» REQUIRED WORK: All lines in the material below that hold "text" should be found and copied.

= Beginning of Section =

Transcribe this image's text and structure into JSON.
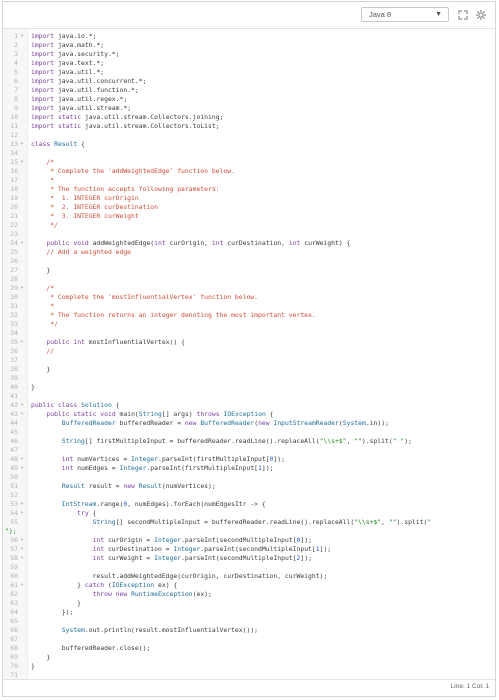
{
  "toolbar": {
    "language": "Java 8",
    "icons": [
      "expand-icon",
      "settings-icon"
    ]
  },
  "status": {
    "cursor": "Line: 1 Col: 1"
  },
  "code": [
    {
      "n": "1",
      "f": true,
      "t": "import java.io.*;"
    },
    {
      "n": "2",
      "t": "import java.math.*;"
    },
    {
      "n": "3",
      "t": "import java.security.*;"
    },
    {
      "n": "4",
      "t": "import java.text.*;"
    },
    {
      "n": "5",
      "t": "import java.util.*;"
    },
    {
      "n": "6",
      "t": "import java.util.concurrent.*;"
    },
    {
      "n": "7",
      "t": "import java.util.function.*;"
    },
    {
      "n": "8",
      "t": "import java.util.regex.*;"
    },
    {
      "n": "9",
      "t": "import java.util.stream.*;"
    },
    {
      "n": "10",
      "t": "import static java.util.stream.Collectors.joining;"
    },
    {
      "n": "11",
      "t": "import static java.util.stream.Collectors.toList;"
    },
    {
      "n": "12",
      "t": ""
    },
    {
      "n": "13",
      "f": true,
      "t": "class Result {"
    },
    {
      "n": "14",
      "t": ""
    },
    {
      "n": "15",
      "f": true,
      "t": "    /*"
    },
    {
      "n": "16",
      "t": "     * Complete the 'addWeightedEdge' function below."
    },
    {
      "n": "17",
      "t": "     *"
    },
    {
      "n": "18",
      "t": "     * The function accepts following parameters:"
    },
    {
      "n": "19",
      "t": "     *  1. INTEGER curOrigin"
    },
    {
      "n": "20",
      "t": "     *  2. INTEGER curDestination"
    },
    {
      "n": "21",
      "t": "     *  3. INTEGER curWeight"
    },
    {
      "n": "22",
      "t": "     */"
    },
    {
      "n": "23",
      "t": ""
    },
    {
      "n": "24",
      "f": true,
      "t": "    public void addWeightedEdge(int curOrigin, int curDestination, int curWeight) {"
    },
    {
      "n": "25",
      "t": "    // Add a weighted edge"
    },
    {
      "n": "26",
      "t": ""
    },
    {
      "n": "27",
      "t": "    }"
    },
    {
      "n": "28",
      "t": ""
    },
    {
      "n": "29",
      "f": true,
      "t": "    /*"
    },
    {
      "n": "30",
      "t": "     * Complete the 'mostInfluentialVertex' function below."
    },
    {
      "n": "31",
      "t": "     *"
    },
    {
      "n": "32",
      "t": "     * The function returns an integer denoting the most important vertex."
    },
    {
      "n": "33",
      "t": "     */"
    },
    {
      "n": "34",
      "t": ""
    },
    {
      "n": "35",
      "f": true,
      "t": "    public int mostInfluentialVertex() {"
    },
    {
      "n": "36",
      "t": "    //"
    },
    {
      "n": "37",
      "t": ""
    },
    {
      "n": "38",
      "t": "    }"
    },
    {
      "n": "39",
      "t": ""
    },
    {
      "n": "40",
      "t": "}"
    },
    {
      "n": "41",
      "t": ""
    },
    {
      "n": "42",
      "f": true,
      "t": "public class Solution {"
    },
    {
      "n": "43",
      "f": true,
      "t": "    public static void main(String[] args) throws IOException {"
    },
    {
      "n": "44",
      "t": "        BufferedReader bufferedReader = new BufferedReader(new InputStreamReader(System.in));"
    },
    {
      "n": "45",
      "t": ""
    },
    {
      "n": "46",
      "t": "        String[] firstMultipleInput = bufferedReader.readLine().replaceAll(\"\\\\s+$\", \"\").split(\" \");"
    },
    {
      "n": "47",
      "t": ""
    },
    {
      "n": "48",
      "f": true,
      "t": "        int numVertices = Integer.parseInt(firstMultipleInput[0]);"
    },
    {
      "n": "49",
      "f": true,
      "t": "        int numEdges = Integer.parseInt(firstMultipleInput[1]);"
    },
    {
      "n": "50",
      "t": ""
    },
    {
      "n": "51",
      "t": "        Result result = new Result(numVertices);"
    },
    {
      "n": "52",
      "t": ""
    },
    {
      "n": "53",
      "f": true,
      "t": "        IntStream.range(0, numEdges).forEach(numEdgesItr -> {"
    },
    {
      "n": "54",
      "f": true,
      "t": "            try {"
    },
    {
      "n": "55",
      "t": "                String[] secondMultipleInput = bufferedReader.readLine().replaceAll(\"\\\\s+$\", \"\").split(\""
    },
    {
      "n": "",
      "t": "\");"
    },
    {
      "n": "56",
      "f": true,
      "t": "                int curOrigin = Integer.parseInt(secondMultipleInput[0]);"
    },
    {
      "n": "57",
      "f": true,
      "t": "                int curDestination = Integer.parseInt(secondMultipleInput[1]);"
    },
    {
      "n": "58",
      "f": true,
      "t": "                int curWeight = Integer.parseInt(secondMultipleInput[2]);"
    },
    {
      "n": "59",
      "t": ""
    },
    {
      "n": "60",
      "t": "                result.addWeightedEdge(curOrigin, curDestination, curWeight);"
    },
    {
      "n": "61",
      "f": true,
      "t": "            } catch (IOException ex) {"
    },
    {
      "n": "62",
      "t": "                throw new RuntimeException(ex);"
    },
    {
      "n": "63",
      "t": "            }"
    },
    {
      "n": "64",
      "t": "        });"
    },
    {
      "n": "65",
      "t": ""
    },
    {
      "n": "66",
      "t": "        System.out.println(result.mostInfluentialVertex());"
    },
    {
      "n": "67",
      "t": ""
    },
    {
      "n": "68",
      "t": "        bufferedReader.close();"
    },
    {
      "n": "69",
      "t": "    }"
    },
    {
      "n": "70",
      "t": "}"
    },
    {
      "n": "71",
      "t": ""
    }
  ]
}
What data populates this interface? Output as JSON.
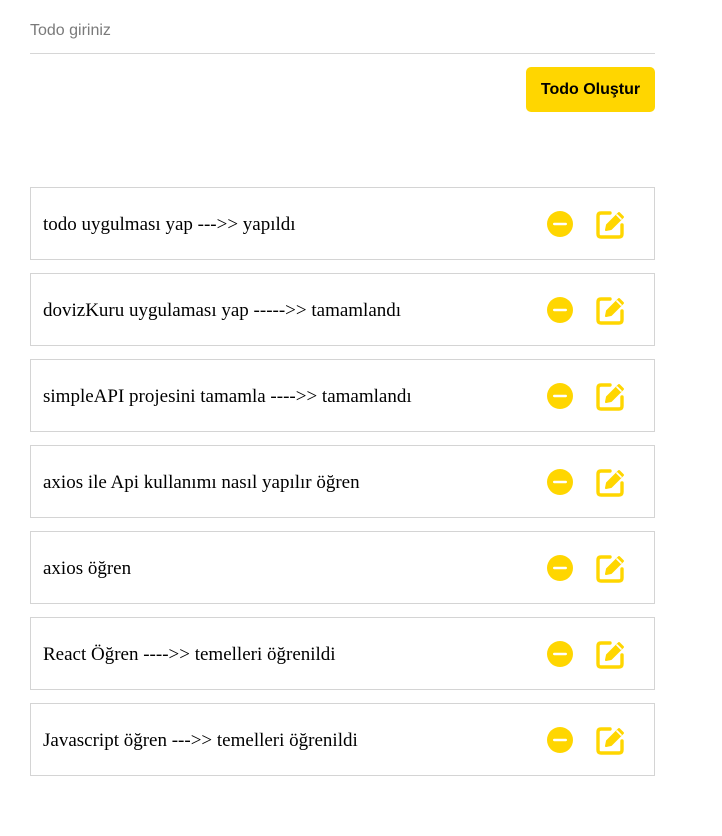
{
  "form": {
    "input_value": "",
    "input_placeholder": "Todo giriniz",
    "create_button_label": "Todo Oluştur"
  },
  "colors": {
    "accent": "#ffd600",
    "border": "#d4d4d4"
  },
  "icons": {
    "remove": "minus-circle-icon",
    "edit": "edit-square-icon"
  },
  "todos": [
    {
      "text": "todo uygulması yap --->> yapıldı"
    },
    {
      "text": "dovizKuru uygulaması yap ----->> tamamlandı"
    },
    {
      "text": "simpleAPI projesini tamamla ---->> tamamlandı"
    },
    {
      "text": "axios ile Api kullanımı nasıl yapılır öğren"
    },
    {
      "text": "axios öğren"
    },
    {
      "text": "React Öğren ---->> temelleri öğrenildi"
    },
    {
      "text": "Javascript öğren --->> temelleri öğrenildi"
    }
  ]
}
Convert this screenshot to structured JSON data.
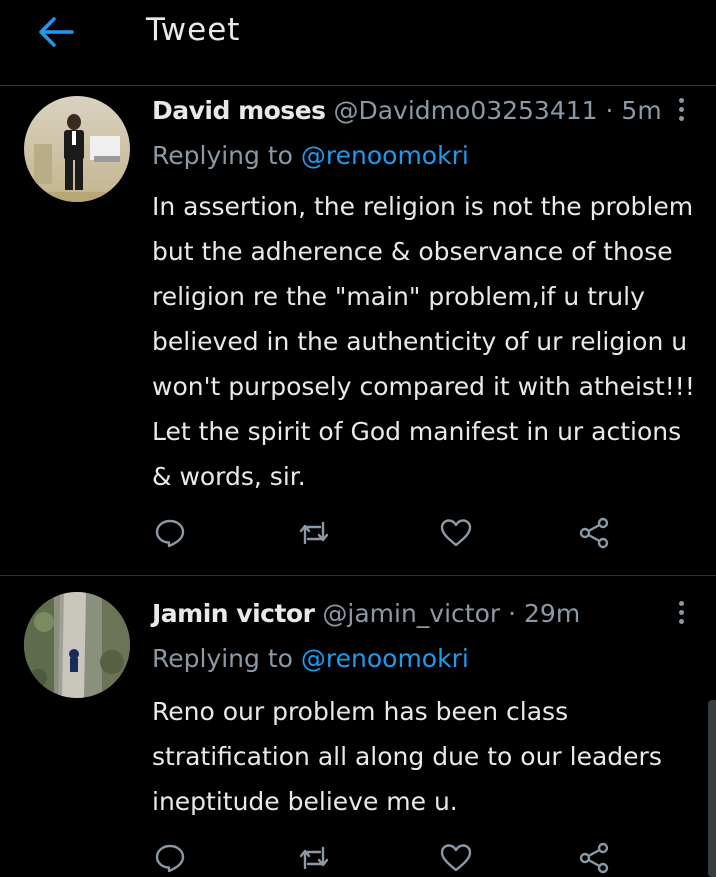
{
  "header": {
    "title": "Tweet"
  },
  "tweets": [
    {
      "name": "David moses",
      "handle": "@Davidmo03253411",
      "separator": "·",
      "time": "5m",
      "replying_prefix": "Replying to",
      "replying_to": "@renoomokri",
      "body": "In assertion, the religion is not the problem but the adherence & observance of those religion re the \"main\" problem,if u truly believed in the authenticity of ur religion u won't purposely compared it with atheist!!! Let the spirit of God manifest in ur actions & words, sir."
    },
    {
      "name": "Jamin victor",
      "handle": "@jamin_victor",
      "separator": "·",
      "time": "29m",
      "replying_prefix": "Replying to",
      "replying_to": "@renoomokri",
      "body": "Reno our problem has been class stratification all along due to our leaders ineptitude believe me u."
    }
  ],
  "icons": {
    "back": "arrow-left-icon",
    "more": "more-vertical-icon",
    "reply": "reply-bubble-icon",
    "retweet": "retweet-icon",
    "like": "heart-icon",
    "share": "share-icon"
  },
  "colors": {
    "background": "#000000",
    "accent": "#1d9bf0",
    "text": "#e7e9ea",
    "muted": "#8b98a5",
    "divider": "#2f3336"
  }
}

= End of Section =

» COMPLETED EXERCISE:
Transcribe this image's text and structure into JSON.
      "t": "import java.text.*;"
      "text": "todo uygulması yap --->> yapıldı"
      "text": "dovizKuru uygulaması yap ----->> tamamlandı"
      "text": "simpleAPI projesini tamamla ---->> tamamlandı"
      "text": "axios ile Api kullanımı nasıl yapılır öğren"
      "text": "axios öğren"
      "text": "React Öğren ---->> temelleri öğrenildi"
      "text": "Javascript öğren --->> temelleri öğrenildi"
    "text": "#e7e9ea",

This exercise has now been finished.